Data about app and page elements
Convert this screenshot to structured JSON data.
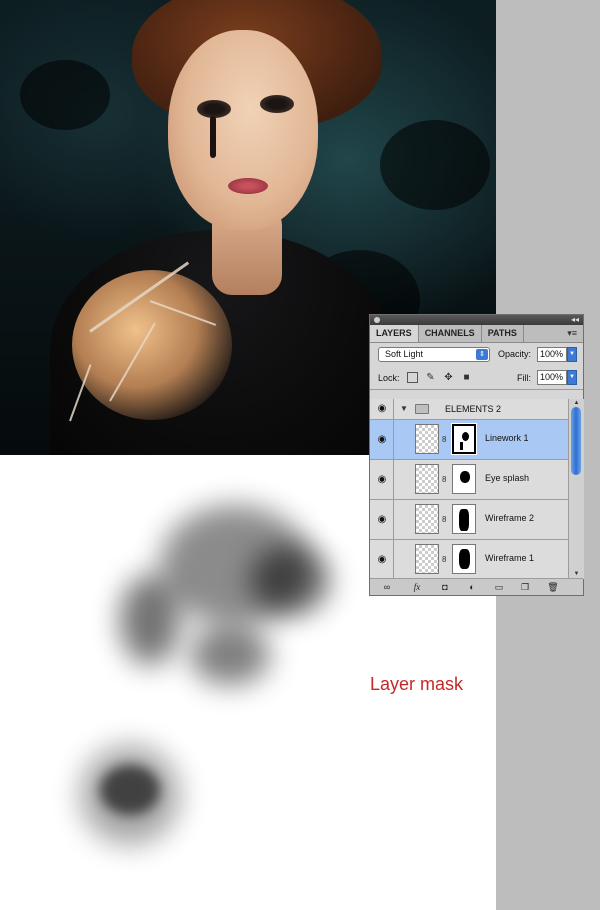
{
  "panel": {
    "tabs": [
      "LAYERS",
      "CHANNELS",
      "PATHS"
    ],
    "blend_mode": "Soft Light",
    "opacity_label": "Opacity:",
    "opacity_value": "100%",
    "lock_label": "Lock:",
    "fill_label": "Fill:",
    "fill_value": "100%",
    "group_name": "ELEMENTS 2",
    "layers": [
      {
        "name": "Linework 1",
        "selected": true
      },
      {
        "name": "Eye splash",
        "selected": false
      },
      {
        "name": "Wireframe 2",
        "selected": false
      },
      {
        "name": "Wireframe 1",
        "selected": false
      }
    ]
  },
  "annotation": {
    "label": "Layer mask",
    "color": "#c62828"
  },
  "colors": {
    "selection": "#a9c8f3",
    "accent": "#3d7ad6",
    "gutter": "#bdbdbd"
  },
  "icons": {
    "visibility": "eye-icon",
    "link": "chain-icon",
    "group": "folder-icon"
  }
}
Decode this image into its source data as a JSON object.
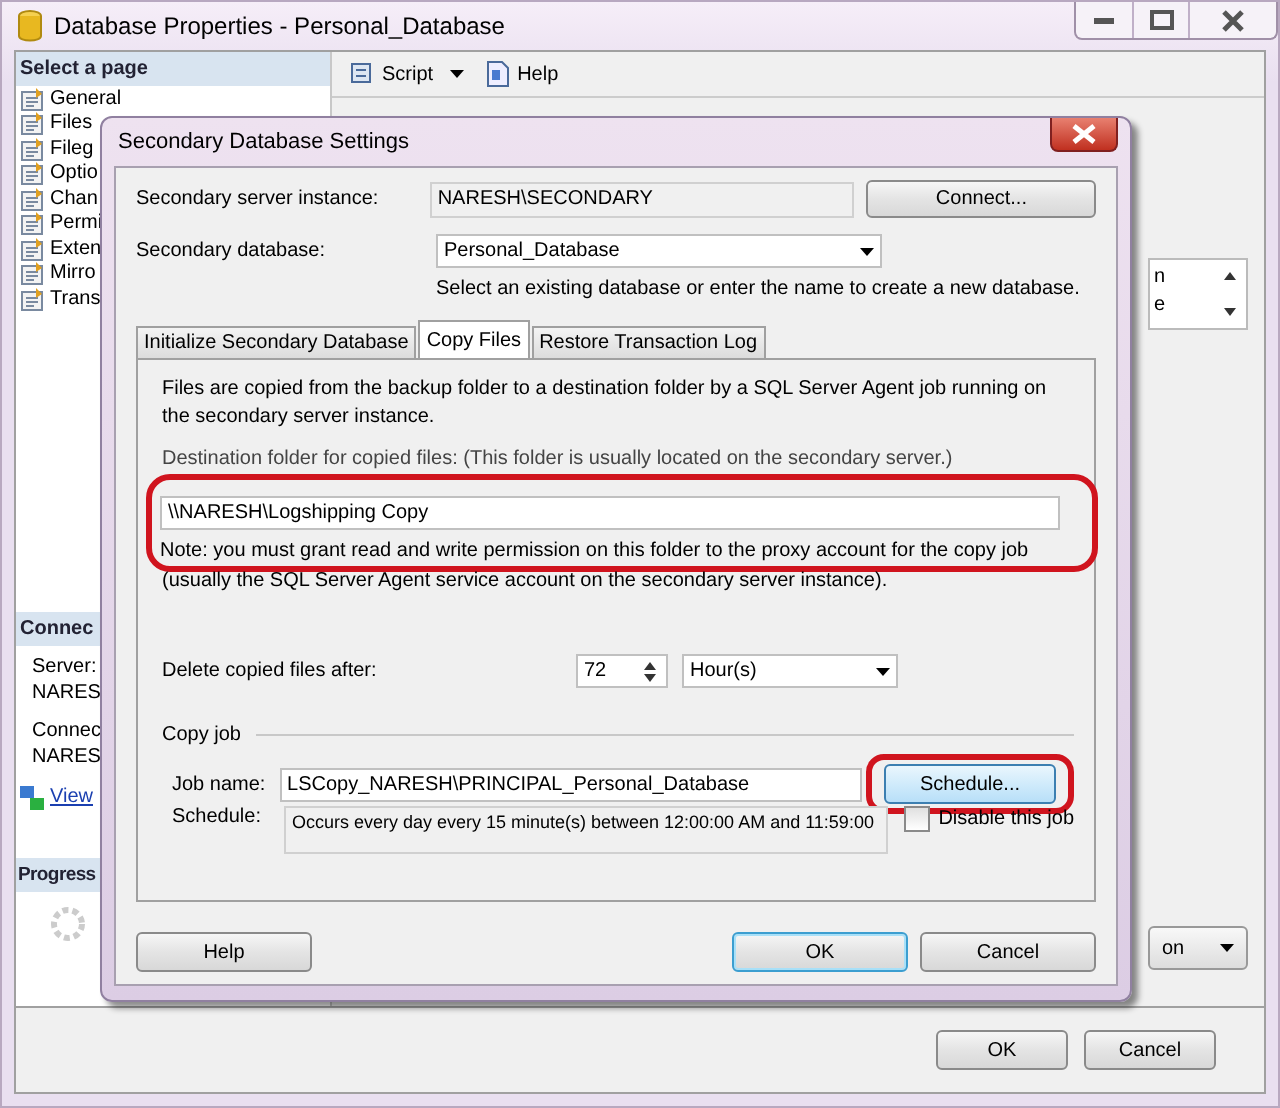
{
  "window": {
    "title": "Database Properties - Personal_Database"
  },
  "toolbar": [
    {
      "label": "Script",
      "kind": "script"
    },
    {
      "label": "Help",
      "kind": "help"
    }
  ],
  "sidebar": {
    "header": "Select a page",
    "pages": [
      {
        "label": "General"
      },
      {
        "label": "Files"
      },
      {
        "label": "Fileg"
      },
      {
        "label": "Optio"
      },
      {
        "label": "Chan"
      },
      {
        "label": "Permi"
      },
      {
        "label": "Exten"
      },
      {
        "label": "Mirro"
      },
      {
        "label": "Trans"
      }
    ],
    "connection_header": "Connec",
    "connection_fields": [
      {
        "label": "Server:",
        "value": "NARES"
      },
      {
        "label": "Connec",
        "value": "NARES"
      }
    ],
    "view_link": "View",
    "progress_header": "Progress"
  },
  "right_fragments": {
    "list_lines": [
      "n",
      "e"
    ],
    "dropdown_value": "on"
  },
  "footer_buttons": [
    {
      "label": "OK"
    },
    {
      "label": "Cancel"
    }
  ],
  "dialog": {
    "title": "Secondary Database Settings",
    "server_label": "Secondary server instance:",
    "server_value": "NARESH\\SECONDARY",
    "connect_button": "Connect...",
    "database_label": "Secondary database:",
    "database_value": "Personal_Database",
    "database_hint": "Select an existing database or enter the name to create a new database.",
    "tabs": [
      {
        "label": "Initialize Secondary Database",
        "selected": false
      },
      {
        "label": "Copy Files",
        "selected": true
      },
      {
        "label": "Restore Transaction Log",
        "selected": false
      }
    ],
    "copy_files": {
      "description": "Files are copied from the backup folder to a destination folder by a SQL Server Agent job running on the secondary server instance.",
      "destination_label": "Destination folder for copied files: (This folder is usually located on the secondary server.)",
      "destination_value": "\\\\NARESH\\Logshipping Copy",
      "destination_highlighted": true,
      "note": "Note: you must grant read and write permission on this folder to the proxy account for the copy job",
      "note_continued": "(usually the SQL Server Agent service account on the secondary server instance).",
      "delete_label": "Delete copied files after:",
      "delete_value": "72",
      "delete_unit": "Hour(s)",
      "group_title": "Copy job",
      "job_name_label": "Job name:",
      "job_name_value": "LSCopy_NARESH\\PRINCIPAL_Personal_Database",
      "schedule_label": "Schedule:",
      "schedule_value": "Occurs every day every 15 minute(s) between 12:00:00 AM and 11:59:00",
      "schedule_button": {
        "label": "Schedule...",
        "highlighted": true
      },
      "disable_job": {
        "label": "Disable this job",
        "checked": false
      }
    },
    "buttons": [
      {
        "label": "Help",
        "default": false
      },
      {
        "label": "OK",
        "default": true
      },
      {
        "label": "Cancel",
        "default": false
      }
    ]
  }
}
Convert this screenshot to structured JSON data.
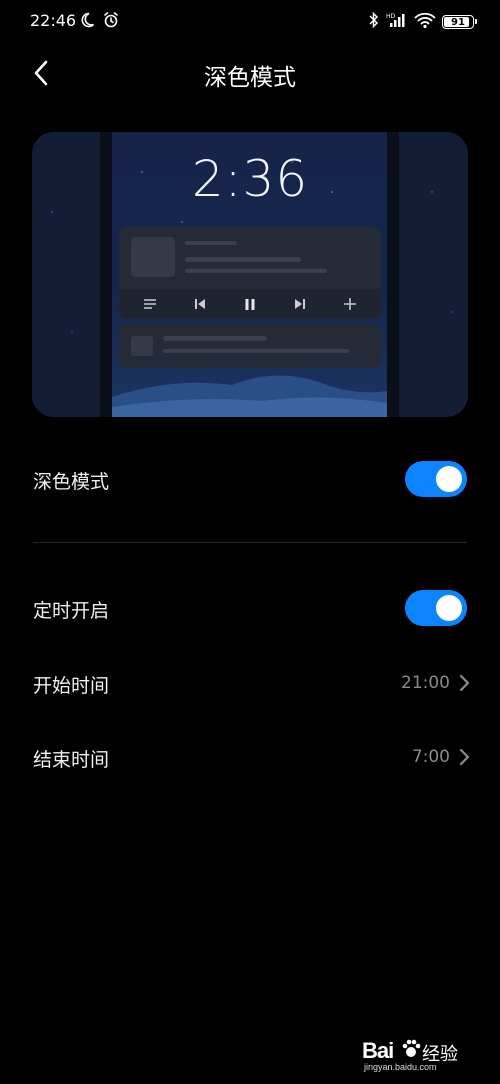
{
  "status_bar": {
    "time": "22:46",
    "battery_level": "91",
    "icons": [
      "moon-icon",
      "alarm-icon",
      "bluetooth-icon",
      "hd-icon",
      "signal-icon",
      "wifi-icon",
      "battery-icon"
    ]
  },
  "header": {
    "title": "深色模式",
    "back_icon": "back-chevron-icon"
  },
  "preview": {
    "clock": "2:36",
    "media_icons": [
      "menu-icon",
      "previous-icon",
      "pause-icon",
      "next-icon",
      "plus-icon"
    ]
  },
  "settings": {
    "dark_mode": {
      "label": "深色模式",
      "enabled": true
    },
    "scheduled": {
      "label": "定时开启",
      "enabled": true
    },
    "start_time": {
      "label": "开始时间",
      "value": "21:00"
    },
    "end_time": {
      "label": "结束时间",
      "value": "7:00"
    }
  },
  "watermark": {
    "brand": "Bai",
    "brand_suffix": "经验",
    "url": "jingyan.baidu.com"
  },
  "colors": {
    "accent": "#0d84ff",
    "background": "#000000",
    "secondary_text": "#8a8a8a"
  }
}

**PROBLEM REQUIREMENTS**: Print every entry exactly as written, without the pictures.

**WRITTEN SOLUTION**:
Convert this screenshot to structured JSON data.
{
  "panel": {
    "tabs": [
      "LAYERS",
      "CHANNELS",
      "PATHS"
    ],
    "blend_mode": "Soft Light",
    "opacity_label": "Opacity:",
    "opacity_value": "100%",
    "lock_label": "Lock:",
    "fill_label": "Fill:",
    "fill_value": "100%",
    "group_name": "ELEMENTS 2",
    "layers": [
      {
        "name": "Linework 1",
        "selected": true
      },
      {
        "name": "Eye splash",
        "selected": false
      },
      {
        "name": "Wireframe 2",
        "selected": false
      },
      {
        "name": "Wireframe 1",
        "selected": false
      }
    ]
  },
  "annotation": {
    "label": "Layer mask",
    "color": "#c62828"
  },
  "colors": {
    "selection": "#a9c8f3",
    "accent": "#3d7ad6",
    "gutter": "#bdbdbd"
  },
  "icons": {
    "visibility": "eye-icon",
    "link": "chain-icon",
    "group": "folder-icon"
  }
}
Decode this image into its source data as a JSON object.
{
  "window": {
    "title": "Database Properties - Personal_Database"
  },
  "toolbar": [
    {
      "label": "Script",
      "kind": "script"
    },
    {
      "label": "Help",
      "kind": "help"
    }
  ],
  "sidebar": {
    "header": "Select a page",
    "pages": [
      {
        "label": "General"
      },
      {
        "label": "Files"
      },
      {
        "label": "Fileg"
      },
      {
        "label": "Optio"
      },
      {
        "label": "Chan"
      },
      {
        "label": "Permi"
      },
      {
        "label": "Exten"
      },
      {
        "label": "Mirro"
      },
      {
        "label": "Trans"
      }
    ],
    "connection_header": "Connec",
    "connection_fields": [
      {
        "label": "Server:",
        "value": "NARES"
      },
      {
        "label": "Connec",
        "value": "NARES"
      }
    ],
    "view_link": "View",
    "progress_header": "Progress"
  },
  "right_fragments": {
    "list_lines": [
      "n",
      "e"
    ],
    "dropdown_value": "on"
  },
  "footer_buttons": [
    {
      "label": "OK"
    },
    {
      "label": "Cancel"
    }
  ],
  "dialog": {
    "title": "Secondary Database Settings",
    "server_label": "Secondary server instance:",
    "server_value": "NARESH\\SECONDARY",
    "connect_button": "Connect...",
    "database_label": "Secondary database:",
    "database_value": "Personal_Database",
    "database_hint": "Select an existing database or enter the name to create a new database.",
    "tabs": [
      {
        "label": "Initialize Secondary Database",
        "selected": false
      },
      {
        "label": "Copy Files",
        "selected": true
      },
      {
        "label": "Restore Transaction Log",
        "selected": false
      }
    ],
    "copy_files": {
      "description": "Files are copied from the backup folder to a destination folder by a SQL Server Agent job running on the secondary server instance.",
      "destination_label": "Destination folder for copied files: (This folder is usually located on the secondary server.)",
      "destination_value": "\\\\NARESH\\Logshipping Copy",
      "destination_highlighted": true,
      "note": "Note: you must grant read and write permission on this folder to the proxy account for the copy job",
      "note_continued": "(usually the SQL Server Agent service account on the secondary server instance).",
      "delete_label": "Delete copied files after:",
      "delete_value": "72",
      "delete_unit": "Hour(s)",
      "group_title": "Copy job",
      "job_name_label": "Job name:",
      "job_name_value": "LSCopy_NARESH\\PRINCIPAL_Personal_Database",
      "schedule_label": "Schedule:",
      "schedule_value": "Occurs every day every 15 minute(s) between 12:00:00 AM and 11:59:00",
      "schedule_button": {
        "label": "Schedule...",
        "highlighted": true
      },
      "disable_job": {
        "label": "Disable this job",
        "checked": false
      }
    },
    "buttons": [
      {
        "label": "Help",
        "default": false
      },
      {
        "label": "OK",
        "default": true
      },
      {
        "label": "Cancel",
        "default": false
      }
    ]
  }
}
Convert this screenshot to structured JSON data.
{
  "status_bar": {
    "time": "22:46",
    "battery_level": "91",
    "icons": [
      "moon-icon",
      "alarm-icon",
      "bluetooth-icon",
      "hd-icon",
      "signal-icon",
      "wifi-icon",
      "battery-icon"
    ]
  },
  "header": {
    "title": "深色模式",
    "back_icon": "back-chevron-icon"
  },
  "preview": {
    "clock": "2:36",
    "media_icons": [
      "menu-icon",
      "previous-icon",
      "pause-icon",
      "next-icon",
      "plus-icon"
    ]
  },
  "settings": {
    "dark_mode": {
      "label": "深色模式",
      "enabled": true
    },
    "scheduled": {
      "label": "定时开启",
      "enabled": true
    },
    "start_time": {
      "label": "开始时间",
      "value": "21:00"
    },
    "end_time": {
      "label": "结束时间",
      "value": "7:00"
    }
  },
  "watermark": {
    "brand": "Bai",
    "brand_suffix": "经验",
    "url": "jingyan.baidu.com"
  },
  "colors": {
    "accent": "#0d84ff",
    "background": "#000000",
    "secondary_text": "#8a8a8a"
  }
}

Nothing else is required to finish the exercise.